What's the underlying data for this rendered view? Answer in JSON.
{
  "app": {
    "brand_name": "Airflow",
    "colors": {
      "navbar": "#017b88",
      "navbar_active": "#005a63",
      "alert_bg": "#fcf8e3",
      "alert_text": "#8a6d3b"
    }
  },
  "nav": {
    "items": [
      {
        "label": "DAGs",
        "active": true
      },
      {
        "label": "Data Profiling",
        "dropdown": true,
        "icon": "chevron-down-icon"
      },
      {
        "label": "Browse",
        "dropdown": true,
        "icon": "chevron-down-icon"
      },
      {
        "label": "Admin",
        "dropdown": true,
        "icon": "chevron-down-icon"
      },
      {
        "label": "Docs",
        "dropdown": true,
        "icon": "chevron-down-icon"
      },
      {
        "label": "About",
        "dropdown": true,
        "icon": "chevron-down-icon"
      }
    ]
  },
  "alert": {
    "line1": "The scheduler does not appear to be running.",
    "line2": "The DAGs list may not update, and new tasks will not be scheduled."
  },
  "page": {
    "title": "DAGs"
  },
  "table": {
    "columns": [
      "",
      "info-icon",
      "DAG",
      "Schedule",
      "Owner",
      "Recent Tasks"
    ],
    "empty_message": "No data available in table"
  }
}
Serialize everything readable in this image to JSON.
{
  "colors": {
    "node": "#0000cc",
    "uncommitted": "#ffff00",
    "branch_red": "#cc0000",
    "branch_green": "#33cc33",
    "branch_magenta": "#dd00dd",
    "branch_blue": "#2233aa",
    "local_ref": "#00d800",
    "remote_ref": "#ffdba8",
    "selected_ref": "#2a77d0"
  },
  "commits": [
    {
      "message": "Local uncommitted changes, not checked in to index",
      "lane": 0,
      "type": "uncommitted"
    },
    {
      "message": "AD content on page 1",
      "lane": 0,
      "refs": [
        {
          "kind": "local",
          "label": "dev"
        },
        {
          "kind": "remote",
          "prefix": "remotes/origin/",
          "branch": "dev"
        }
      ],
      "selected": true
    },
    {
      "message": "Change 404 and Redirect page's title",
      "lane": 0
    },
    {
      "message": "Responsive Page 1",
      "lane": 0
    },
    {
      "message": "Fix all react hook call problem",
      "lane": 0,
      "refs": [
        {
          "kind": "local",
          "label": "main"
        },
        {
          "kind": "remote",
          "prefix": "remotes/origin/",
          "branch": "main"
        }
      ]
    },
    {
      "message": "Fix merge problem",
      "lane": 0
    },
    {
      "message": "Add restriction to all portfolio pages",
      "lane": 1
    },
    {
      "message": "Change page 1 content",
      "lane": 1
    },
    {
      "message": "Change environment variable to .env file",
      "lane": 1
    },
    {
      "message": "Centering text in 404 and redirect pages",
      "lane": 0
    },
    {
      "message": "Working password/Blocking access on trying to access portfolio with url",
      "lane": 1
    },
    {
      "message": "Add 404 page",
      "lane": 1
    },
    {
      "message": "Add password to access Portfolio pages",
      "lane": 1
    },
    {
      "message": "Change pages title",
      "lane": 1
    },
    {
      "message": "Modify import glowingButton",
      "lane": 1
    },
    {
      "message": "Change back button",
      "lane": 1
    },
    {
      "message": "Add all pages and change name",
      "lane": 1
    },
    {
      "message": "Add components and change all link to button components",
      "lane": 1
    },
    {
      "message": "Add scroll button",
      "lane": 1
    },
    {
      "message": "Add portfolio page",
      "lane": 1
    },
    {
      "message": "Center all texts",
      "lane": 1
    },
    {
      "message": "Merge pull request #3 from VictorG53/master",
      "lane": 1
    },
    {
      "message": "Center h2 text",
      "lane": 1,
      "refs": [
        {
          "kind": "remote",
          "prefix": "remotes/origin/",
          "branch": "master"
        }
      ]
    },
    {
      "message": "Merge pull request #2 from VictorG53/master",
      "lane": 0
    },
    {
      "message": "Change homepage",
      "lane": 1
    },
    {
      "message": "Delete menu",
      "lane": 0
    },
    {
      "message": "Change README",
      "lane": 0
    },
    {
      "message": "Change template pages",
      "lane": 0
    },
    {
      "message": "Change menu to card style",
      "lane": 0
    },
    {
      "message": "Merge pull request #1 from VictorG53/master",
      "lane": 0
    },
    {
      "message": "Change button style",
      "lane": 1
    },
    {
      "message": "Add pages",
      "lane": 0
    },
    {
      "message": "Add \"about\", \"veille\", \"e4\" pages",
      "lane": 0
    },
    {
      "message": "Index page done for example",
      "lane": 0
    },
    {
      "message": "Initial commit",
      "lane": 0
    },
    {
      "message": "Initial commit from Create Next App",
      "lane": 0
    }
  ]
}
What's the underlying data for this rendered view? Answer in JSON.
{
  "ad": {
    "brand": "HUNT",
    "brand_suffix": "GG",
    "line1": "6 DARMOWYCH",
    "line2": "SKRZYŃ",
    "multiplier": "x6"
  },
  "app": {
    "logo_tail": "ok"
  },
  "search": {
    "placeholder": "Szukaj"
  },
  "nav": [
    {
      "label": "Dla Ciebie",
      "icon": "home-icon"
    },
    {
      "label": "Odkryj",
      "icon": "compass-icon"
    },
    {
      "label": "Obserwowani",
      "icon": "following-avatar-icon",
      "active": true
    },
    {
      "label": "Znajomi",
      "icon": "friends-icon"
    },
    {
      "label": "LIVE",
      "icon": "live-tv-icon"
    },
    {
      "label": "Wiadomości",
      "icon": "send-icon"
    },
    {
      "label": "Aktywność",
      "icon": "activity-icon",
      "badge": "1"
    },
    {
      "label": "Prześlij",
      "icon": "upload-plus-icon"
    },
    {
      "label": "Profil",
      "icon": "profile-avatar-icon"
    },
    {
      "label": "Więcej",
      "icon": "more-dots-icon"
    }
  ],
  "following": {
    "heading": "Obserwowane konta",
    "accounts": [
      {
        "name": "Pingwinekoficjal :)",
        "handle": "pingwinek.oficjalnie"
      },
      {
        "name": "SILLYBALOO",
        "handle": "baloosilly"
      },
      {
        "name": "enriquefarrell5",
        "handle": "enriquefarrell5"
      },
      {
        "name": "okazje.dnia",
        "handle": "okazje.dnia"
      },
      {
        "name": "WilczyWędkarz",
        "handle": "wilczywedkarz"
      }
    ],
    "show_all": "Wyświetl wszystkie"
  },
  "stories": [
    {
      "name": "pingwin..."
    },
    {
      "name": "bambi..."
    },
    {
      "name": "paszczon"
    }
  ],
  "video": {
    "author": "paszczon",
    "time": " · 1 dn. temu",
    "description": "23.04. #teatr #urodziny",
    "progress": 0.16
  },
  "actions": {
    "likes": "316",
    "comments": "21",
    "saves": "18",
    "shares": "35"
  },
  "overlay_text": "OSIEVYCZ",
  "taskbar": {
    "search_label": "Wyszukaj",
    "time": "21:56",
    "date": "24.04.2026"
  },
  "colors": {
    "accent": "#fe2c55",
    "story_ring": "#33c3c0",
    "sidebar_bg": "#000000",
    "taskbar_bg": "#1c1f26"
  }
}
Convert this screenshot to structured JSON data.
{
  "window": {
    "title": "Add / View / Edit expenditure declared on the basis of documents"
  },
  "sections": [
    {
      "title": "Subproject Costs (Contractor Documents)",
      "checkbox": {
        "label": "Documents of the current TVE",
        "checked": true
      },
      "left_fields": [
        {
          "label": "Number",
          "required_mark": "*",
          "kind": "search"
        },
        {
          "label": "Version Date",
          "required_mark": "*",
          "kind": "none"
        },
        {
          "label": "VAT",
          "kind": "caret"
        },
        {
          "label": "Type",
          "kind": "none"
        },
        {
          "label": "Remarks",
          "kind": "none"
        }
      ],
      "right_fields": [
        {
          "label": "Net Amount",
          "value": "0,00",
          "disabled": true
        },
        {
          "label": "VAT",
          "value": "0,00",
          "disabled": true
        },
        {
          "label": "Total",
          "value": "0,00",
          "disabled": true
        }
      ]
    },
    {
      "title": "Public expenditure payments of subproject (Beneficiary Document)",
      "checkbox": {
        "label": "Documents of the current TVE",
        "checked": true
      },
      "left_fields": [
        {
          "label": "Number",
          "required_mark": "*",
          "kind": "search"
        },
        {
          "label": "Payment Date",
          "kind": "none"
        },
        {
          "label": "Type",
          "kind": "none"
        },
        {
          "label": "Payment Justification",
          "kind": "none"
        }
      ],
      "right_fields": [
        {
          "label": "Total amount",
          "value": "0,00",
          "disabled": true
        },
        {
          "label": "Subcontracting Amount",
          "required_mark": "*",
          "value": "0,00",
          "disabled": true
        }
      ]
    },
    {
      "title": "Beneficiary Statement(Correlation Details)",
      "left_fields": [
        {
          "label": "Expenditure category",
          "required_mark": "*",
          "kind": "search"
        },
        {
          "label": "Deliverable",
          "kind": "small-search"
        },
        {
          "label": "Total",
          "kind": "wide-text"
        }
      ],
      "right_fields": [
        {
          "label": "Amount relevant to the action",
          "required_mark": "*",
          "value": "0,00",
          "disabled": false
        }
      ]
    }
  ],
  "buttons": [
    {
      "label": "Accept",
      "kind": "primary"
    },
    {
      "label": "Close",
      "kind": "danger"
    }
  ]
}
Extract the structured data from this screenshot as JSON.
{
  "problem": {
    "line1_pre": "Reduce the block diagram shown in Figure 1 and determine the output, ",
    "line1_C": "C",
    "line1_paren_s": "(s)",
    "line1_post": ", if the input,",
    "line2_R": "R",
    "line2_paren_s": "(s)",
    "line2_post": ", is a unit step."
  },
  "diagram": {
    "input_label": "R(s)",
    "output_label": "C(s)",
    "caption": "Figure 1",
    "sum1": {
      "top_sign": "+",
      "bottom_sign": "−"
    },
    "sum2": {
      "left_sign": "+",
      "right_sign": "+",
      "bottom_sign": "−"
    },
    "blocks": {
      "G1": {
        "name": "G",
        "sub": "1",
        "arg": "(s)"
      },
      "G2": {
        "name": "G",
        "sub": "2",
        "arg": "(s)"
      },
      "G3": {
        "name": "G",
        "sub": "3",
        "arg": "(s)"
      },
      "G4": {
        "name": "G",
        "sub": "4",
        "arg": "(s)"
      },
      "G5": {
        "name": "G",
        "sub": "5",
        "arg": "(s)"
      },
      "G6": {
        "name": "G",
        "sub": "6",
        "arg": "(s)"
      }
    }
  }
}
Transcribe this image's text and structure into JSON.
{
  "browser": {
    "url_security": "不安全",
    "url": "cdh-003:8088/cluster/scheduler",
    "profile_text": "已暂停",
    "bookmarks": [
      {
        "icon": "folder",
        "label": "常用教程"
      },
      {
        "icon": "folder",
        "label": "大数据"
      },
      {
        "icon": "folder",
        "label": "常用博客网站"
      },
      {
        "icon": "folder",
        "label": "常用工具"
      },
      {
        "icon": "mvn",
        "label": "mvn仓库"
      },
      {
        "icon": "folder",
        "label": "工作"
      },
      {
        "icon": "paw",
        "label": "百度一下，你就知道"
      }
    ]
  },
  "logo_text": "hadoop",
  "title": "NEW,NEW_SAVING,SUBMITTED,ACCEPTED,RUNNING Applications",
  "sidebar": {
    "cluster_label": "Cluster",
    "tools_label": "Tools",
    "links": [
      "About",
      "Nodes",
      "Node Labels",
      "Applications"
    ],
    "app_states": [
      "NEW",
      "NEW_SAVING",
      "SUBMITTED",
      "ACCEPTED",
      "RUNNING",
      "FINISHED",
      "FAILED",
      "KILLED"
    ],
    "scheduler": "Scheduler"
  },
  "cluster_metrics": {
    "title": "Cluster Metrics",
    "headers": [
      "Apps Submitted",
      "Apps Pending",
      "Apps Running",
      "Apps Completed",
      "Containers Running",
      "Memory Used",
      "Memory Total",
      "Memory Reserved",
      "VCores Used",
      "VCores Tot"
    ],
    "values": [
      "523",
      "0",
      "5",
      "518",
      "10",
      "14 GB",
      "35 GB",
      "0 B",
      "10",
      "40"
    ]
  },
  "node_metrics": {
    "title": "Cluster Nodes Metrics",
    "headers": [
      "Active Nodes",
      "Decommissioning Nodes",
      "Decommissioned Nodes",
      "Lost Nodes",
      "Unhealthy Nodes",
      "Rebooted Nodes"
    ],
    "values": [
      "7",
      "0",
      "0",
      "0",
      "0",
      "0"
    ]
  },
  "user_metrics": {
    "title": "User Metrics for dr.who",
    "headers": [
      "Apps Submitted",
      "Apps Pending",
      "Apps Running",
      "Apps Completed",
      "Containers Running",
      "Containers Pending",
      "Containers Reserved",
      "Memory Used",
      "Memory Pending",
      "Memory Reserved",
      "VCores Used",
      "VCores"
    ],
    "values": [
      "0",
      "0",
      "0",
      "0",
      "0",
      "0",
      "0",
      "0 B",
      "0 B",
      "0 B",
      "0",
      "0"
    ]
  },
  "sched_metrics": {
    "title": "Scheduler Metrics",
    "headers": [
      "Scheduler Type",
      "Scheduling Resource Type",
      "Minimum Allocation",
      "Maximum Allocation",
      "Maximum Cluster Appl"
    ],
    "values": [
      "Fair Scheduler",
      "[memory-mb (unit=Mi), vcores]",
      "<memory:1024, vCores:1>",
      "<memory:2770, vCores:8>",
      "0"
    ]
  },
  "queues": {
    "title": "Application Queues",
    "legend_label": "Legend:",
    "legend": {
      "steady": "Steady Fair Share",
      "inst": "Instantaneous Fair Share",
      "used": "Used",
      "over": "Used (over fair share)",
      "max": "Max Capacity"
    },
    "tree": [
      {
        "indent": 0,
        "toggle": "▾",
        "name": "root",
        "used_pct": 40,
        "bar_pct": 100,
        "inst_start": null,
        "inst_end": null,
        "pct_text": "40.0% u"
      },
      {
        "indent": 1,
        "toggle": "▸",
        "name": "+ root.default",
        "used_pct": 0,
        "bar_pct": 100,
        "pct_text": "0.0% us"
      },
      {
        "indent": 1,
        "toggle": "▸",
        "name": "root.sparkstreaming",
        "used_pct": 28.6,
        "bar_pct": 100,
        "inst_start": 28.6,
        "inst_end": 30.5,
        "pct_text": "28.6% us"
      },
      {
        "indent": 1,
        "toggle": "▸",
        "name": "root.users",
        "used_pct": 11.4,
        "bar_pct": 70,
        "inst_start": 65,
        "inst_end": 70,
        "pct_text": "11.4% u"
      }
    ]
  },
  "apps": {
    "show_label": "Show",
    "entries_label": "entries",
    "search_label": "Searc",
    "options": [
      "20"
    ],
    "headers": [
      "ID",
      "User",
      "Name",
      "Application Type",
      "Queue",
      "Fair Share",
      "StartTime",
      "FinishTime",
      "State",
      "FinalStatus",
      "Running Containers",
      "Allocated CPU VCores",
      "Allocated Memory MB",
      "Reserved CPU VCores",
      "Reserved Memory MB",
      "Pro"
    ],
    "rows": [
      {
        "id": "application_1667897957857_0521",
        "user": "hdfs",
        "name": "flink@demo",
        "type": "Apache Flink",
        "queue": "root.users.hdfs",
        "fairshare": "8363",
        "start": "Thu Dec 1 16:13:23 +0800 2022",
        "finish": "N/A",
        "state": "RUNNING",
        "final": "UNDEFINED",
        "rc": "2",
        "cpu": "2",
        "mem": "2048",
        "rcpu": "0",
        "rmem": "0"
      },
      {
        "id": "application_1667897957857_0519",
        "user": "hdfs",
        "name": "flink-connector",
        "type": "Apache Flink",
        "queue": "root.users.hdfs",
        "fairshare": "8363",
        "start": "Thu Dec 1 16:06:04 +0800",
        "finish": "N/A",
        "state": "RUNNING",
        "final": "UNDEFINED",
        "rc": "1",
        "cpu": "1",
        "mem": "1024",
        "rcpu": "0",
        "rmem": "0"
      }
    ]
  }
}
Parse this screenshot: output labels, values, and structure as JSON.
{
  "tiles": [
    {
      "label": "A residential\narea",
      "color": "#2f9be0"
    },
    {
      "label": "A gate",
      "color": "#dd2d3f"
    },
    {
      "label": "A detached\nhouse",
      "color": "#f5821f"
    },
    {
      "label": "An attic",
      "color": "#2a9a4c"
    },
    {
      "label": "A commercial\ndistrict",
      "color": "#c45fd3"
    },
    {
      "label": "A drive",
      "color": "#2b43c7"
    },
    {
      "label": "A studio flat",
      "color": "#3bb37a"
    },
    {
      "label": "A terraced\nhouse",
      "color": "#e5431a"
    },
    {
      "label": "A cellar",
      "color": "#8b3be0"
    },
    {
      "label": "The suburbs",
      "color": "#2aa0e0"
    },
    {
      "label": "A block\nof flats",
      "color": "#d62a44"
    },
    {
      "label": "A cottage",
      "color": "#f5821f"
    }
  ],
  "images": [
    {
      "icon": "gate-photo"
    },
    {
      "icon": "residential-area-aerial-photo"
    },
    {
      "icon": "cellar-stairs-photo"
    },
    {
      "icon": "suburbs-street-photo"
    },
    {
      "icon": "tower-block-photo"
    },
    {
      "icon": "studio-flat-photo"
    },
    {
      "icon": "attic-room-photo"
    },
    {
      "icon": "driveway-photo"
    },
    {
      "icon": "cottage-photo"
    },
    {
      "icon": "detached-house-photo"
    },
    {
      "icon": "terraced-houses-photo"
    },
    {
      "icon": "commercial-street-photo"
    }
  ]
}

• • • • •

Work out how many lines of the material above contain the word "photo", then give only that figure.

12